» **Input data**
◇ ◇ ◇

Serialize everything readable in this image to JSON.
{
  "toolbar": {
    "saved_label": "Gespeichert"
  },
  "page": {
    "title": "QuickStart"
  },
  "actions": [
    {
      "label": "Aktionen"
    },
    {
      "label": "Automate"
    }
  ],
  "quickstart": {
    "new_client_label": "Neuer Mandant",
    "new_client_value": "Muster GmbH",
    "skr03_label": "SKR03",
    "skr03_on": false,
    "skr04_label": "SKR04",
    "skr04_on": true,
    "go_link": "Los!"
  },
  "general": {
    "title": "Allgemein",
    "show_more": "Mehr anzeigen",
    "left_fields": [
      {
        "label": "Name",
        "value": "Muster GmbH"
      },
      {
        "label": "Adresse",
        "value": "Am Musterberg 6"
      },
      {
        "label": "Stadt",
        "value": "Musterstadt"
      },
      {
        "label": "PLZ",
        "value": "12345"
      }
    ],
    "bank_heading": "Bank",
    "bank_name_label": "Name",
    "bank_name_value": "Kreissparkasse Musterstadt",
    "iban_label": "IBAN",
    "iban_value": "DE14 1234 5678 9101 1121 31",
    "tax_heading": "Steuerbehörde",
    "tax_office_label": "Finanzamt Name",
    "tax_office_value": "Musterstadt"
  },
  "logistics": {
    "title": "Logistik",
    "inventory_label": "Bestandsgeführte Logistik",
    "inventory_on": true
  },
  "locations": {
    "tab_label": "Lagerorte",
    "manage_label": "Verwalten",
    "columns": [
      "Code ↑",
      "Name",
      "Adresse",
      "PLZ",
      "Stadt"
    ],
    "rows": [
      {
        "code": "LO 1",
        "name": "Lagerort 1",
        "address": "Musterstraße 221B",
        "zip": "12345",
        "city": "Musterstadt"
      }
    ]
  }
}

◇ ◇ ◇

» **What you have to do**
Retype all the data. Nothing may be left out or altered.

» **Response to the task**
Serialize everything readable in this image to JSON.
{
  "toolbar": {
    "saved_label": "Gespeichert"
  },
  "page": {
    "title": "QuickStart"
  },
  "actions": [
    {
      "label": "Aktionen"
    },
    {
      "label": "Automate"
    }
  ],
  "quickstart": {
    "new_client_label": "Neuer Mandant",
    "new_client_value": "Muster GmbH",
    "skr03_label": "SKR03",
    "skr03_on": false,
    "skr04_label": "SKR04",
    "skr04_on": true,
    "go_link": "Los!"
  },
  "general": {
    "title": "Allgemein",
    "show_more": "Mehr anzeigen",
    "left_fields": [
      {
        "label": "Name",
        "value": "Muster GmbH"
      },
      {
        "label": "Adresse",
        "value": "Am Musterberg 6"
      },
      {
        "label": "Stadt",
        "value": "Musterstadt"
      },
      {
        "label": "PLZ",
        "value": "12345"
      }
    ],
    "bank_heading": "Bank",
    "bank_name_label": "Name",
    "bank_name_value": "Kreissparkasse Musterstadt",
    "iban_label": "IBAN",
    "iban_value": "DE14 1234 5678 9101 1121 31",
    "tax_heading": "Steuerbehörde",
    "tax_office_label": "Finanzamt Name",
    "tax_office_value": "Musterstadt"
  },
  "logistics": {
    "title": "Logistik",
    "inventory_label": "Bestandsgeführte Logistik",
    "inventory_on": true
  },
  "locations": {
    "tab_label": "Lagerorte",
    "manage_label": "Verwalten",
    "columns": [
      "Code ↑",
      "Name",
      "Adresse",
      "PLZ",
      "Stadt"
    ],
    "rows": [
      {
        "code": "LO 1",
        "name": "Lagerort 1",
        "address": "Musterstraße 221B",
        "zip": "12345",
        "city": "Musterstadt"
      }
    ]
  }
}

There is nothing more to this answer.